── MATERIALS PROVIDED

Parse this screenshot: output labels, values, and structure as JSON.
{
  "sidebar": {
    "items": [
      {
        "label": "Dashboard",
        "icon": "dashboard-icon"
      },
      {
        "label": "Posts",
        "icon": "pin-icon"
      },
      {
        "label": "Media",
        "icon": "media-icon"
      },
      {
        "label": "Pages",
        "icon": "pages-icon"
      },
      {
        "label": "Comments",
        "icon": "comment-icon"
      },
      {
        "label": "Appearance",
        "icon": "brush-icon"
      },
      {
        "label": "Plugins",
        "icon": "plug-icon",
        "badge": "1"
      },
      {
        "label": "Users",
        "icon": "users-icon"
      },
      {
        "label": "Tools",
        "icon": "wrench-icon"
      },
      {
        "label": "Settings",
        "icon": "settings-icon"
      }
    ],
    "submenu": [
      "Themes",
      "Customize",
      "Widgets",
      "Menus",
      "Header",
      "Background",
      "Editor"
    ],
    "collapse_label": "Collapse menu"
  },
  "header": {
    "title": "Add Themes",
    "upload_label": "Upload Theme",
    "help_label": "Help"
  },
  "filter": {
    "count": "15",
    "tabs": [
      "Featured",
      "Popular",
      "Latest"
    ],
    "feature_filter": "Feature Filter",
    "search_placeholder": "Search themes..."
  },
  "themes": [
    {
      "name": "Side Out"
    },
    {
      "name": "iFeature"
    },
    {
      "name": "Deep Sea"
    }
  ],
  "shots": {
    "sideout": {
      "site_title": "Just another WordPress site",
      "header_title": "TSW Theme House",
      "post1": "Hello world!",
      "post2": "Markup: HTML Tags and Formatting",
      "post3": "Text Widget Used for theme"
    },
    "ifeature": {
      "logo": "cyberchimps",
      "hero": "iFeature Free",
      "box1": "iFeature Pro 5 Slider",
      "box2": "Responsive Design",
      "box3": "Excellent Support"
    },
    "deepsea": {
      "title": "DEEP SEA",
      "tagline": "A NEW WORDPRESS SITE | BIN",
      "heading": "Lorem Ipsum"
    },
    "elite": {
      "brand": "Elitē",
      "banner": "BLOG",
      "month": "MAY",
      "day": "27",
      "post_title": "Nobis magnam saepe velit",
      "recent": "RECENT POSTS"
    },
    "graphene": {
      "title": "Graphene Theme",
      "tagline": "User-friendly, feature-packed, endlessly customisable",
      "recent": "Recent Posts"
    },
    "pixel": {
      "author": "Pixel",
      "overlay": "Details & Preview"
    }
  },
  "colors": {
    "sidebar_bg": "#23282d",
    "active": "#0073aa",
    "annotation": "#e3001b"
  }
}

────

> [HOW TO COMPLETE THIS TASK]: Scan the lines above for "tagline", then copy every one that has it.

> [ANSWER SPACE]:
      "tagline": "A NEW WORDPRESS SITE | BIN",
      "tagline": "User-friendly, feature-packed, endlessly customisable",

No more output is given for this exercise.